While we didn’t utilize the
bike as a single-speed, the
BioCentric II system also
enables riders to reach the
proper tension with a larger
variety of gearing combinations. We tried the bottom
bracket in numerous positions
and found the stock all-the-way-forward position to be the most
desirable. That being said, there
were advantages and disadvantages to
each position. The best setup will be specific to each rider’s style and needs.
Climbing: Let’s face it, the ROS 9 is held together using steel
tubing and sports meaty 2.35-inch tires, so it certainly required a
bit more effort to get up the hill compared to most of its hardtail
counterparts. By no means does that put it in the “tank” category, though. Its 67-degree head tube angle and long wheelbase
delivered climbing prowess that struck a middle ground between
a 5-inch trailbike and an upright cross-country hardtail. The stout
2.35-inch Schwalbe Nobby Nic tires kept rolling resistance high
but provided the traction needed to bite into the rocky climbs an
all-mountain hardtail is designed to conquer.

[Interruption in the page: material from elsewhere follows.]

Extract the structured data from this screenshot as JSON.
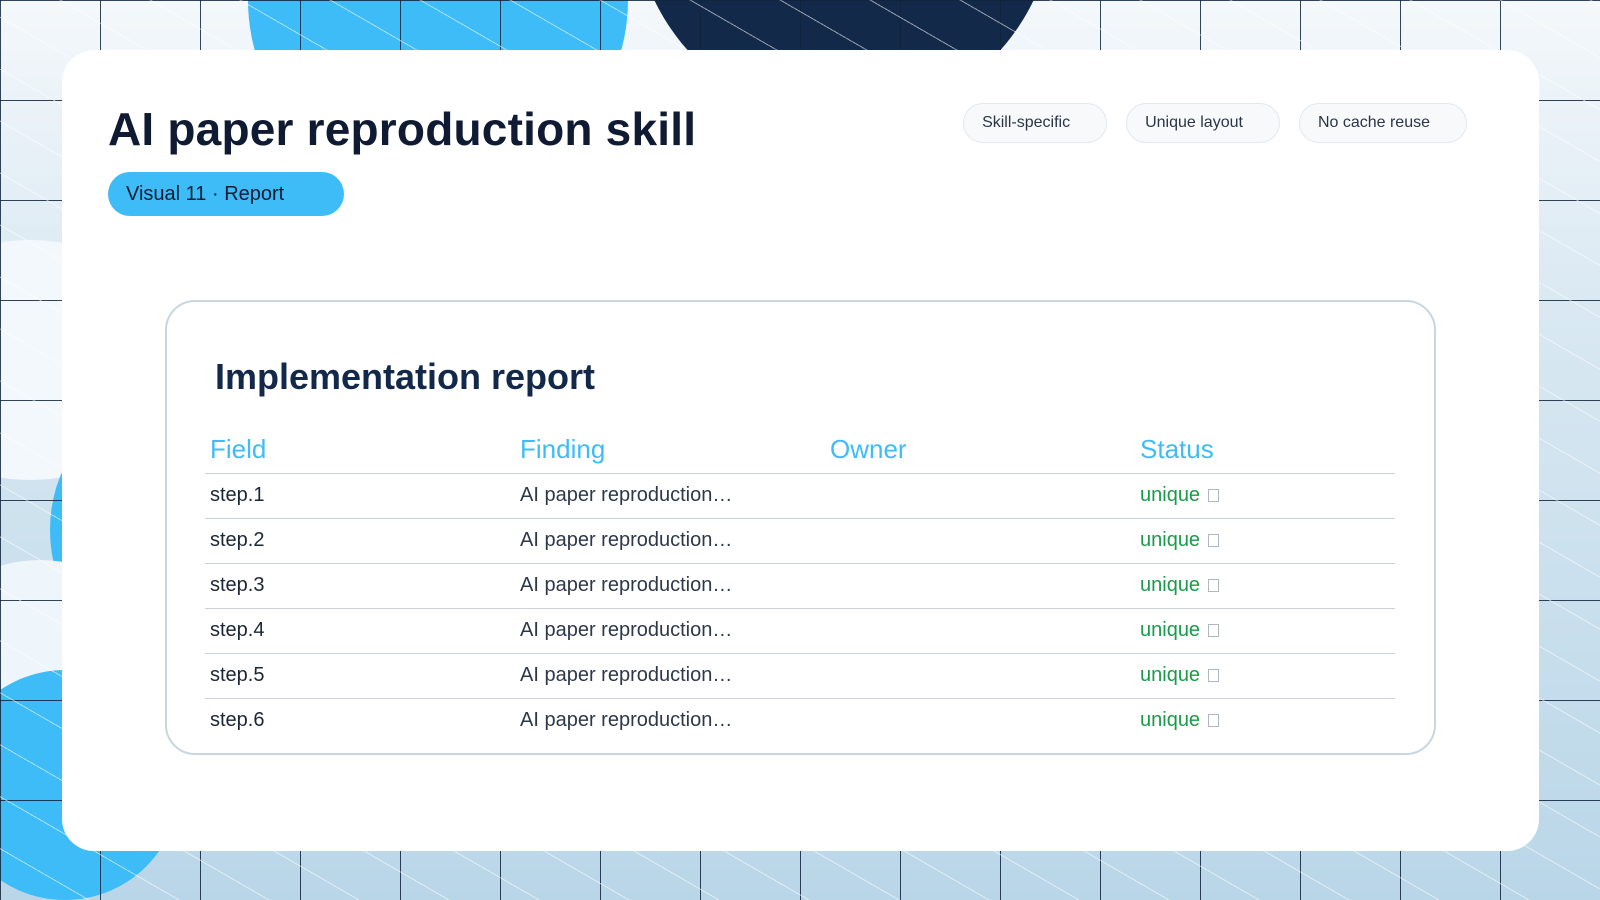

Cornering: Lean this bad boy over! The RockShox Pike RCT3
fork kept the front end glued to any corner, whether it was drizzled
with loose sand or best ridden by railing through a rut. For further
confidence, we found ourselves using an aggressive stance and
pushing our weight into the fork rather than hanging off the back.
Trailing out 45. 7 inches, the wheelbase may not be ideal for tight
corners, but the slack head tube angle and 780-millimeter handlebar created a high-speed cornering experience that left us feeling
closer to the ground than Michael Dunlop in a final corner at the
Isle of Man time trial.
All snugged up: While it’s certainly becoming more common
across manufacturers, we’re happy to see the brake caliper
tucked in between the rear stays and out of harm’s way.